Aim of the exercise: Could you please return each line of the data that has the word "false"?

Input records:

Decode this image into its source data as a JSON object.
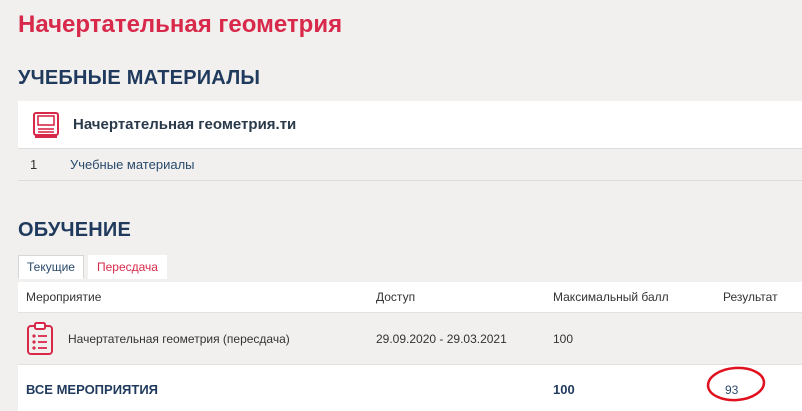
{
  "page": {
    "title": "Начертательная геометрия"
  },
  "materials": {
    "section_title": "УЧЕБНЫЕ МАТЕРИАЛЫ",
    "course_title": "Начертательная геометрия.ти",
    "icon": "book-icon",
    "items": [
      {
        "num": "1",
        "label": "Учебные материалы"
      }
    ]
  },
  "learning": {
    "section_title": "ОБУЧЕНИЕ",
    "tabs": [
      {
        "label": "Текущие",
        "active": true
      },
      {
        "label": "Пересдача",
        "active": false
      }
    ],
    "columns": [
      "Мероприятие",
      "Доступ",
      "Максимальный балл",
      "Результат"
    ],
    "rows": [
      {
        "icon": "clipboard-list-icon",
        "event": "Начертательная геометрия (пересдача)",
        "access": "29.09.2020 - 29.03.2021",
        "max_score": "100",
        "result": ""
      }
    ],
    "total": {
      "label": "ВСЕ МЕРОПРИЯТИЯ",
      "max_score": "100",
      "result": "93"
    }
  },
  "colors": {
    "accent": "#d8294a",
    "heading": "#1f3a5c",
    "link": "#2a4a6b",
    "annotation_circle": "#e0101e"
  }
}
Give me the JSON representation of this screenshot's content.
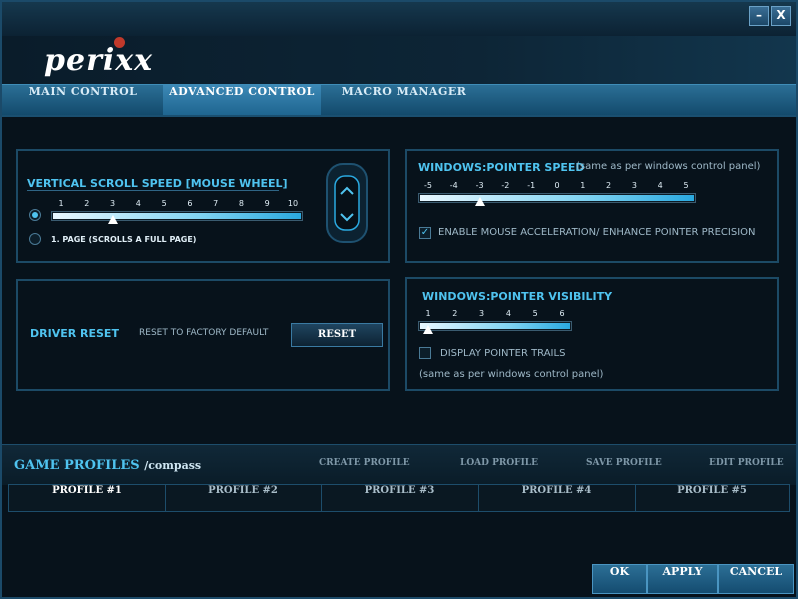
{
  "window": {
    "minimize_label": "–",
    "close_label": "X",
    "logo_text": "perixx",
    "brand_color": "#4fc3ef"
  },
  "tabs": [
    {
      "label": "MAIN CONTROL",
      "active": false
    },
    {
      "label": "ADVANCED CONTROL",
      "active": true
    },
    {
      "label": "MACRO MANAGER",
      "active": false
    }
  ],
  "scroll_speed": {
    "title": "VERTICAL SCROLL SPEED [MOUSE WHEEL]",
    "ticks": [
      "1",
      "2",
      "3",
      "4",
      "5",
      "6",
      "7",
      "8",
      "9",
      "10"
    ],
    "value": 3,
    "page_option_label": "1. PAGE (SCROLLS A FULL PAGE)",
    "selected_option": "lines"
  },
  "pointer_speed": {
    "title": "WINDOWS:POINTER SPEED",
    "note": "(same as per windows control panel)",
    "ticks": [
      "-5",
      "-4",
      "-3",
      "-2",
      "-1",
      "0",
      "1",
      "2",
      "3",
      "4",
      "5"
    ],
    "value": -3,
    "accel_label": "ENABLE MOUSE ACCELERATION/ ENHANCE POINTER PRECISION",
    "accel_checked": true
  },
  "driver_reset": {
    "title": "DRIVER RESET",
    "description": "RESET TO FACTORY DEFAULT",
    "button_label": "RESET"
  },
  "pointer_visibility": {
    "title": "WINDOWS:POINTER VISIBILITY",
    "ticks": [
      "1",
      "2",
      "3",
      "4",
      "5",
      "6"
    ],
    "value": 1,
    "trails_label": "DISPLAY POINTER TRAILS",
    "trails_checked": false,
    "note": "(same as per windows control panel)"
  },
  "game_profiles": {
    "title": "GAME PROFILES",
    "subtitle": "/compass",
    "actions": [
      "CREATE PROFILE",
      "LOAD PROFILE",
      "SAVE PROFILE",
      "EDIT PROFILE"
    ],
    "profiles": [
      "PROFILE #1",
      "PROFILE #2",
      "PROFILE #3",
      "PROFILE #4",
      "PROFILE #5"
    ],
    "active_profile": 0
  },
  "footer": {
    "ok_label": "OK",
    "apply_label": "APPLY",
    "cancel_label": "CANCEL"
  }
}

Written response:
        "active": false
      "active": false
      "active": false
    "trails_checked": false,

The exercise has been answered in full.